::: Exercise data

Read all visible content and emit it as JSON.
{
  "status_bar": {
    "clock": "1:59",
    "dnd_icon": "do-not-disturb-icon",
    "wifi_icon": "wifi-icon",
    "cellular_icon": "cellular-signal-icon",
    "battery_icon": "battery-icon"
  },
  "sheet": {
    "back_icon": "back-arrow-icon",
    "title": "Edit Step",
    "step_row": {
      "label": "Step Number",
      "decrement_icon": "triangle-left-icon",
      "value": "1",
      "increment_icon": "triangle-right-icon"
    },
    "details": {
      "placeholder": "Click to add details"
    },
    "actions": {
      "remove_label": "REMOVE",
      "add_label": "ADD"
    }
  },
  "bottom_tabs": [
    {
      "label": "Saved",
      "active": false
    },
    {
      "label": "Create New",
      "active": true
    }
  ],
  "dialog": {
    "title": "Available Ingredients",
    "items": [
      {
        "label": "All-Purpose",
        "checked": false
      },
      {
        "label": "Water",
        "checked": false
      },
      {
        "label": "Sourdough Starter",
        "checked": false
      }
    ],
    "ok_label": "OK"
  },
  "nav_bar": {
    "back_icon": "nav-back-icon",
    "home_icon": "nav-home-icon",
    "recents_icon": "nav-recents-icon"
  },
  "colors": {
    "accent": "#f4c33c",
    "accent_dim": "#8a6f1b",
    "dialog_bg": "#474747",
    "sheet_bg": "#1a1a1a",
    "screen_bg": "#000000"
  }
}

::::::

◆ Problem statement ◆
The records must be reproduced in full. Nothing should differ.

◆ Task solution ◆
Read all visible content and emit it as JSON.
{
  "status_bar": {
    "clock": "1:59",
    "dnd_icon": "do-not-disturb-icon",
    "wifi_icon": "wifi-icon",
    "cellular_icon": "cellular-signal-icon",
    "battery_icon": "battery-icon"
  },
  "sheet": {
    "back_icon": "back-arrow-icon",
    "title": "Edit Step",
    "step_row": {
      "label": "Step Number",
      "decrement_icon": "triangle-left-icon",
      "value": "1",
      "increment_icon": "triangle-right-icon"
    },
    "details": {
      "placeholder": "Click to add details"
    },
    "actions": {
      "remove_label": "REMOVE",
      "add_label": "ADD"
    }
  },
  "bottom_tabs": [
    {
      "label": "Saved",
      "active": false
    },
    {
      "label": "Create New",
      "active": true
    }
  ],
  "dialog": {
    "title": "Available Ingredients",
    "items": [
      {
        "label": "All-Purpose",
        "checked": false
      },
      {
        "label": "Water",
        "checked": false
      },
      {
        "label": "Sourdough Starter",
        "checked": false
      }
    ],
    "ok_label": "OK"
  },
  "nav_bar": {
    "back_icon": "nav-back-icon",
    "home_icon": "nav-home-icon",
    "recents_icon": "nav-recents-icon"
  },
  "colors": {
    "accent": "#f4c33c",
    "accent_dim": "#8a6f1b",
    "dialog_bg": "#474747",
    "sheet_bg": "#1a1a1a",
    "screen_bg": "#000000"
  }
}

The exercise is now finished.